Website downtime is an unfortunate eventuality that most businesses have to deal with at one time or another. However, there seems to be some misconception in the way that people view the cloud in regard to downtime and efficiency. Part of the reason for this is that periods of downtime in the cloud are public knowledge – developing an idea that cloud computing is regularly unreliable.
However, the truth is that cloud computing is equal to, if not better than on premise systems when it comes to dealing with sudden downtime. What’s more, the system also offers a host of other benefits too, from cost-effective management, to reliability and popularity.
Downtime within the Cloud
Anyone who has experience with cloud-based software knows the “Service Level Agreement”. In the SLA, the provider underlines a “guaranteed” percentage of up-time – the amount of time the system should run without interruption. Although it may be ideal to dream of a world where up-time is at 100%, the very nature of technology means that hurdles and problems with service delivery are inevitable.
When creating an SLA, most cloud vendors take unplanned outages and scheduled maintenance into account, and can still quote an up-time of around 99.9%. However, the media frequently draws attention to that other .1%. While, in the meantime, on premise systems work without any attention focused on the amount of time they stay in service, or the degree of downtime that customer’s experience.
As with their cloud counterparts, systems for on premise data hosting make plenty of promises regarding up-time, but when the outages occur – nobody really hears about it. In other words, the perception of the on premise model is often skewed. Similarly, the lack of coverage regarding on premise systems means that it’s difficult to compare data efficiently between the cloud, and other storage options.
One study conducted by the Radicati Group in 2008 found that most popular email systems suffered an average of 30-60 minutes of downtime each month, as well as a further 36-90 minutes of scheduled downtime. This differs dramatically to the cloud-based Gmail’s total downtime of up to 15 minutes.
The Truth about Downtime
Regardless of where they are hosted, servers are capable of failing on occasion.
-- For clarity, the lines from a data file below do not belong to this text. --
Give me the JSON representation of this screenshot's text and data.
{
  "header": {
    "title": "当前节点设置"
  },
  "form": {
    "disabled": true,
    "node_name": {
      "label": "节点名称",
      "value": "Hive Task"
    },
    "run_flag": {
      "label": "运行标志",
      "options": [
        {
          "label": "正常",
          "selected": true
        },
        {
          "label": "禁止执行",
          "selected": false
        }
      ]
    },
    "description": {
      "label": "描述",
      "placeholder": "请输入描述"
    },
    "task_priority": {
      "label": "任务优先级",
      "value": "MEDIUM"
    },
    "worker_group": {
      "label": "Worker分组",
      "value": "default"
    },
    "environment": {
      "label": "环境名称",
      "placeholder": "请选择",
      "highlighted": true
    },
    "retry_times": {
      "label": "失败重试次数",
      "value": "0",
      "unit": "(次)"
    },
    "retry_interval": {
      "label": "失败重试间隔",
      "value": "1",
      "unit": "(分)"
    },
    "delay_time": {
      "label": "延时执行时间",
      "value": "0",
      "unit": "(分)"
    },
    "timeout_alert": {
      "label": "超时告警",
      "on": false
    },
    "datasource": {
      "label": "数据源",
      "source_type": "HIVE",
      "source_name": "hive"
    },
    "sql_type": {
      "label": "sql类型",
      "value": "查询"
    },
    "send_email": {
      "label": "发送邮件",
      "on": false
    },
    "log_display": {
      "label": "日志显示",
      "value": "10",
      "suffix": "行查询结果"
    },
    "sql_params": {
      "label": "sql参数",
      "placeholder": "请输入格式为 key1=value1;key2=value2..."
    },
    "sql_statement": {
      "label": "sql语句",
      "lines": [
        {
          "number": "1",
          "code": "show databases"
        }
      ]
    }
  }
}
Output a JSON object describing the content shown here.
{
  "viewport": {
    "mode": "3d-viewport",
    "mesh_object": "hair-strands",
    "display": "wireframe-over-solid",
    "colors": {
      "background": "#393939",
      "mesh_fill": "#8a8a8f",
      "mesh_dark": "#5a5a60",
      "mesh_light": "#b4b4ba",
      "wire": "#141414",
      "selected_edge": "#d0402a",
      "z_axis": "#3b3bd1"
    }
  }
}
However, what little research has been done into the comparison between cloud services and other alternatives suggests that cloud companies may be more efficient at getting back online after an outage, than companies who host their own servers.